With your inexperience comes the potential to spend too little or too much on camping equipment, plus the fact you want to be gung-ho about it all and spend a week camping in the Rocky Mountains in the early fall. Preparing too much can lead you to shed a good deal of equipment as you hike to the site. Bring too little and you’ll end up shivering in your tent as early fall snows blanket the ground. You need to meet somewhere in the middle to have a good experience. This means a budget is required. Here’s what you’ll need to include.
There are two types of camping sites — free and not free. There are many clearings across the country that allow a traveler to set up camp for no money at all. On the other hand, state and federal parks tend to charge a small fee in order to stay at one of their prepared campsites with extras like shower facilities. This is usually in the form of the admission fee or additional reservation charge. Those who wish to camp in backcountry areas may need to purchase a permit ahead of time in order to do so. Fees could also be required to hunt or fish on various properties. Contact your local parks and campsites to determine the costs in order to properly budget them.
You need a place to sleep in case of foul weather or angry wildlife. Some people like a canvas sheet over four poles, but you’re not one of them. You’re looking for a tent with enough room for you and your travel pals that isn’t so cramped that you’re rolling over onto each other while you sleep. In order to determine the cost and size of the tent find out who will be on the journey with you and if the tent will be used again on a regular basis. While big box outlets like Target and Walmart carry multi-person tents, you may want to try a specialty store like REI or Cabelas to pick your tent. They may cost more but experienced salespeople will be available to help you pick the right tent.
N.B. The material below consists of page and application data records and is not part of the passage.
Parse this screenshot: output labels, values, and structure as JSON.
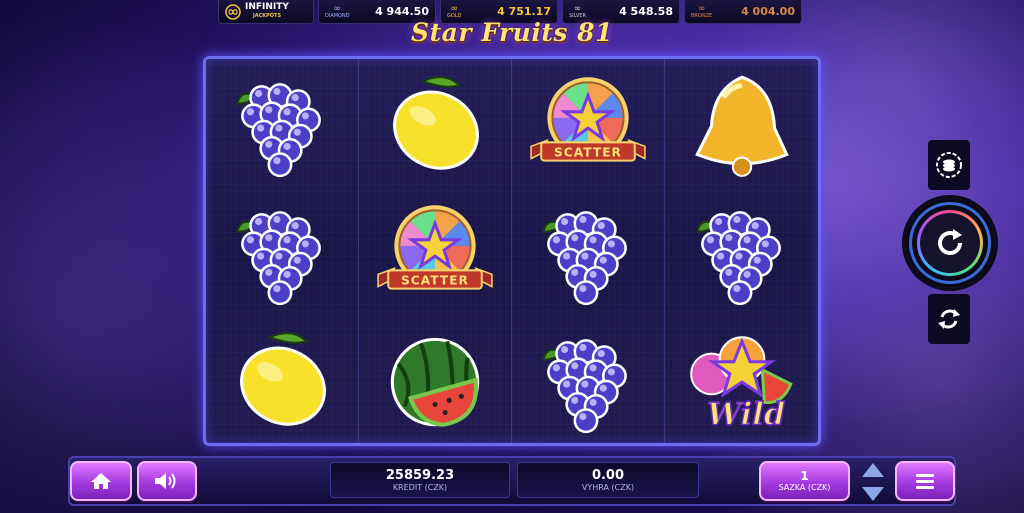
{
  "jackpots": {
    "brand": "INFINITY",
    "brand_sub": "JACKPOTS",
    "tiers": [
      {
        "name": "DIAMOND",
        "value": "4 944.50",
        "color": "#9fb2ff"
      },
      {
        "name": "GOLD",
        "value": "4 751.17",
        "color": "#f5c33b"
      },
      {
        "name": "SILVER",
        "value": "4 548.58",
        "color": "#cfd3dc"
      },
      {
        "name": "BRONZE",
        "value": "4 004.00",
        "color": "#d8894b"
      }
    ]
  },
  "game": {
    "title": "Star Fruits 81"
  },
  "reels": {
    "rows": [
      [
        "grapes",
        "lemon",
        "scatter",
        "bell"
      ],
      [
        "grapes",
        "scatter",
        "grapes",
        "grapes"
      ],
      [
        "lemon",
        "watermelon",
        "grapes",
        "wild"
      ]
    ],
    "scatter_label": "SCATTER",
    "wild_label": "Wild"
  },
  "controls": {
    "credit": {
      "value": "25859.23",
      "label": "KREDIT (CZK)"
    },
    "win": {
      "value": "0.00",
      "label": "VYHRA (CZK)"
    },
    "bet": {
      "value": "1",
      "label": "SAZKA (CZK)"
    },
    "icons": [
      "home-icon",
      "sound-icon",
      "menu-icon",
      "coin-stack-icon",
      "spin-icon",
      "autoplay-icon",
      "bet-up-icon",
      "bet-down-icon"
    ]
  }
}
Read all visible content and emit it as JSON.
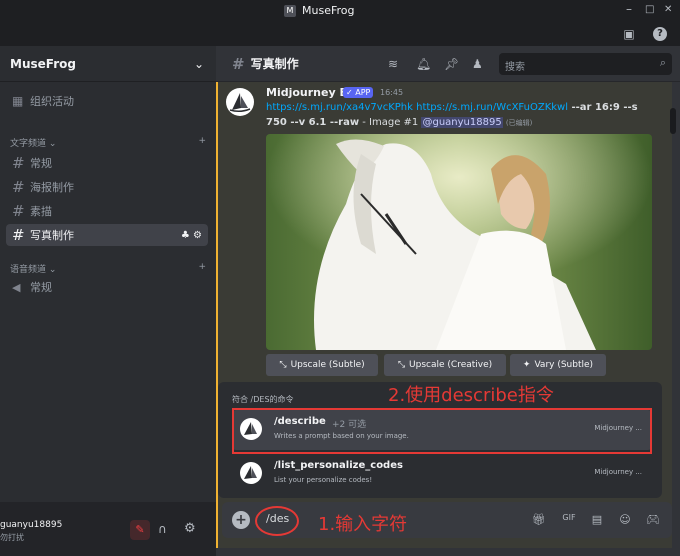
{
  "window": {
    "app_logo": "M",
    "title": "MuseFrog",
    "min": "–",
    "max": "□",
    "close": "✕"
  },
  "server": {
    "name": "MuseFrog",
    "events": "组织活动"
  },
  "categories": {
    "text": "文字频道",
    "voice": "语音频道"
  },
  "channels": {
    "c1": "常规",
    "c2": "海报制作",
    "c3": "素描",
    "c4": "写真制作",
    "v1": "常规"
  },
  "user": {
    "name": "guanyu18895",
    "status": "勿打扰"
  },
  "header": {
    "channel": "写真制作",
    "search_placeholder": "搜索"
  },
  "message": {
    "author": "Midjourney Bot",
    "badge": "✓ APP",
    "time": "16:45",
    "link1": "https://s.mj.run/xa4v7vcKPhk",
    "link2": "https://s.mj.run/WcXFuOZKkwl",
    "params1": " --ar 16:9 --s",
    "params2": "750 --v 6.1 --raw",
    "image_no": " - Image #1 ",
    "mention": "@guanyu18895",
    "edited": "(已编辑)"
  },
  "buttons": {
    "upscale_subtle": "Upscale (Subtle)",
    "upscale_creative": "Upscale (Creative)",
    "vary_subtle": "Vary (Subtle)"
  },
  "command_popup": {
    "header": "符合 /DES的命令",
    "items": [
      {
        "name": "/describe",
        "options": "+2 可选",
        "desc": "Writes a prompt based on your image.",
        "source": "Midjourney ..."
      },
      {
        "name": "/list_personalize_codes",
        "options": "",
        "desc": "List your personalize codes!",
        "source": "Midjourney ..."
      }
    ]
  },
  "input": {
    "value": "/des"
  },
  "annotations": {
    "step1": "1.输入字符",
    "step2": "2.使用describe指令"
  },
  "colors": {
    "annotation": "#e53935",
    "link": "#00a8fc",
    "blurple": "#5865f2"
  }
}
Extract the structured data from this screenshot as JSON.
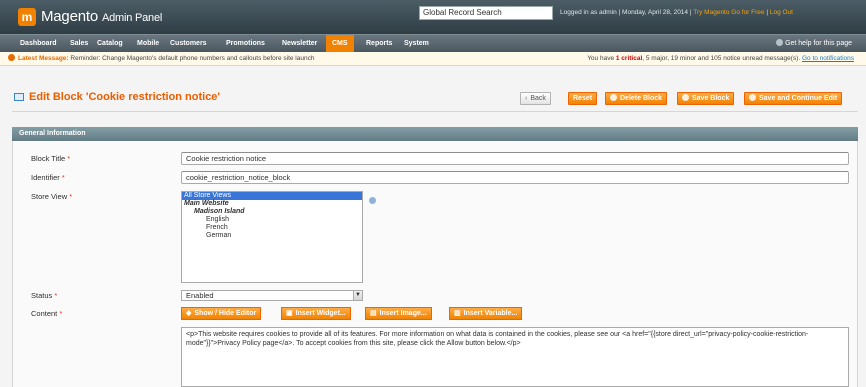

You can skimp on the tent, but don’t go cheap on the sleeping bag. Purchase an inexpensive one and you can end up having an uncomfortable and cold time trying to get to sleep. Regardless of the time of the year the nights will generally be cooler than the days, so you want to make sure the sleeping bag is insulated and padded against the rough floor of nature. Again, go to a store specializing in outdoor activities to find price and get answers on the sleeping bag right for your adventures.